WORK REQUIRED -
Among the lines of the records, find all that carry the word "text" and copy them.

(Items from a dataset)
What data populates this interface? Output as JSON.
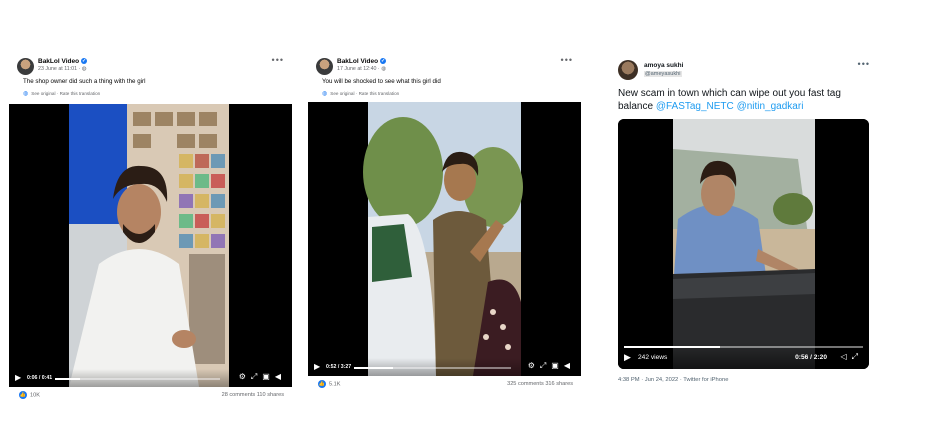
{
  "posts": [
    {
      "author": "BakLol Video",
      "date": "23 June at 11:01 · ",
      "privacy_icon": "globe-icon",
      "text": "The shop owner did such a thing with the girl",
      "translation": "See original · Rate this translation",
      "video_time": "0:06 / 0:41",
      "progress": 0.15,
      "reactions": "10K",
      "stats": "28 comments  110 shares"
    },
    {
      "author": "BakLol Video",
      "date": "17 June at 12:40 · ",
      "privacy_icon": "globe-icon",
      "text": "You will be shocked to see what this girl did",
      "translation": "See original · Rate this translation",
      "video_time": "0:52 / 3:27",
      "progress": 0.25,
      "reactions": "5.1K",
      "stats": "325 comments  316 shares"
    }
  ],
  "tweet": {
    "name": "amoya sukhi",
    "handle": "@ameyasukhi",
    "text": "New scam in town which can wipe out you fast tag balance",
    "mention1": "@FASTag_NETC",
    "mention2": "@nitin_gadkari",
    "views": "242 views",
    "video_time": "0:56 / 2:20",
    "progress": 0.4,
    "meta": "4:38 PM · Jun 24, 2022 · Twitter for iPhone"
  },
  "colors": {
    "facebook_blue": "#1877f2",
    "twitter_blue": "#1d9bf0",
    "video_bg": "#000000"
  }
}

EXERCISE SOLUTION -
      "text": "The shop owner did such a thing with the girl",
      "text": "You will be shocked to see what this girl did",
    "text": "New scam in town which can wipe out you fast tag balance",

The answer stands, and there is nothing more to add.